The organisation's about-turn on lockdowns has not gone unnoticed
Yesterday the WHO issued an update on progress towards the Sustainable Development Goals. It’s the sort of rewriting of history one would expect from an organisation which has over the past year overseen the biggest collapse in living standards for the global poor since the end of colonialism.
The WHO issued the briefing as part of the Global Action Plan for Healthy Lives and Well-Being for All (GAP). WHO Director-General Tedros Adhanom Ghebreyesus stated that “GAP partners have shown their unwavering commitment to countries during the pandemic”. Yet sadly this ‘unwavering commitment’ did not involve implementing the pandemic policies which were in place before Covid-19. These policies ensured that the livelihoods of those in poor countries were protected, whereas the policy championed by the WHO over the past year has destroyed them.
As recently as December 2019, the WHO published a report on how to approach pandemics: contact tracing, quarantine of exposed but asymptomatic individuals, and border closures were “not recommended in any circumstances”. The report also noted that there were ethical issues with virus control measures where there were populations of migrant workers (as is frequently the case in poor countries). The word ‘lockdown’ was not mentioned anywhere in this report.
WHO insiders say that these reports build on two or three years of research. Yet all this was discarded within two months. Following the reporting of the novel coronavirus, the WHO despatched a mission to visit affected areas of China from February 16-24, and then issued a report which overturned the recommendations it had just published.

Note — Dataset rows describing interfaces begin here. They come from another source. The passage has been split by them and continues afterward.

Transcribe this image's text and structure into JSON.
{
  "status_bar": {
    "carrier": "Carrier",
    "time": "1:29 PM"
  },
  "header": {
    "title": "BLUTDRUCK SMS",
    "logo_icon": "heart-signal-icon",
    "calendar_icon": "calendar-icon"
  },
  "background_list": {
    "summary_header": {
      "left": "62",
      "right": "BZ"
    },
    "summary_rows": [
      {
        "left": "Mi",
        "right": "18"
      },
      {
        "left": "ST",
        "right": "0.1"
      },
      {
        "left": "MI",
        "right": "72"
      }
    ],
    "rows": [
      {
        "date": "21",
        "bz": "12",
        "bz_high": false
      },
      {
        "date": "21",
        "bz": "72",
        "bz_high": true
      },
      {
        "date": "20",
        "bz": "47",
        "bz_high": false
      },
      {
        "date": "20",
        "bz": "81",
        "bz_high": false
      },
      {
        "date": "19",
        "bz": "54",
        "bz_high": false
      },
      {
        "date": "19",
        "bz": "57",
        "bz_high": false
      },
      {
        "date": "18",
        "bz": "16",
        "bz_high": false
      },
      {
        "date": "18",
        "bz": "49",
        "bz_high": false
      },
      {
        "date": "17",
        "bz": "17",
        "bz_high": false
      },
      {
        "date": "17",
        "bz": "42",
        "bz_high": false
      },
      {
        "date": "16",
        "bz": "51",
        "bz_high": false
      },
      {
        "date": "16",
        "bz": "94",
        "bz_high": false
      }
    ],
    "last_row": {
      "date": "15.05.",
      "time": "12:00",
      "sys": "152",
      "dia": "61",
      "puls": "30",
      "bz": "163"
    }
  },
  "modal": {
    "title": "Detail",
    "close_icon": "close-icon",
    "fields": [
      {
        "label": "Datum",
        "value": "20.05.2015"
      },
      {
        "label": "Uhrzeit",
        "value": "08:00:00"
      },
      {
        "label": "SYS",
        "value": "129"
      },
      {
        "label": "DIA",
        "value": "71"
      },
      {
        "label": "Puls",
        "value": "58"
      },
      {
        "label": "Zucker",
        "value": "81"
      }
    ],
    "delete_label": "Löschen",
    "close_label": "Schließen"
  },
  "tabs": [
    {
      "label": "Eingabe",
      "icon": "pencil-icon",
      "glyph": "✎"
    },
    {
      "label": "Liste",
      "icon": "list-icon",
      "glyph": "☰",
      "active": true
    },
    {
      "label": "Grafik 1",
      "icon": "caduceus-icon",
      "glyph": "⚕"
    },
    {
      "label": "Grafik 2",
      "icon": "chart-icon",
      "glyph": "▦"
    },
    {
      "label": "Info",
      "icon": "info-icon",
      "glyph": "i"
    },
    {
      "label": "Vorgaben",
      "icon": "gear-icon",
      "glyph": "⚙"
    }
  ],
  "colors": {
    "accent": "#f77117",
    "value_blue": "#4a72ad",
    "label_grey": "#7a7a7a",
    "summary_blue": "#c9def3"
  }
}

Instead, all countries with cases were to pursue the policies that the December report had said should never be applied: contact tracing and the quarantining of exposed people, while they were also to strategise “even more stringent measures” (lockdowns).
There were many problems with the WHO’s new approach. Scientifically, there was no control mechanism to see if China’s new policy was really effective. And there was no consideration of the socioeconomic variables and ethical considerations to the global poor that the December report had identified. Predictably, in the world’s poor countries, where the vast majority of work is informal, the impact of these policies has been a humanitarian catastrophe: a collapse in African economies, huge increases in poverty-induced migration (as seen this week in Morocco), and a humanitarian situation in India which has been compared to partition.
Who is the WHO trying to fool? All of us, it would appear. This claim that it now seeks an “equitable” rebuilding is just part of the massive rewriting of history that it is undertaking at the moment. Just last week we were told that the world should have moved into stringent suppression measures in February — but how world leaders were supposed to do this when it was an entirely new policy is not explained. The world cannot let the WHO escape from its role in the humanitarian catastrophe of the last year.
Toby Green’s book The Covid Consensus: The New Politics of Global Inequality is published by Hurst.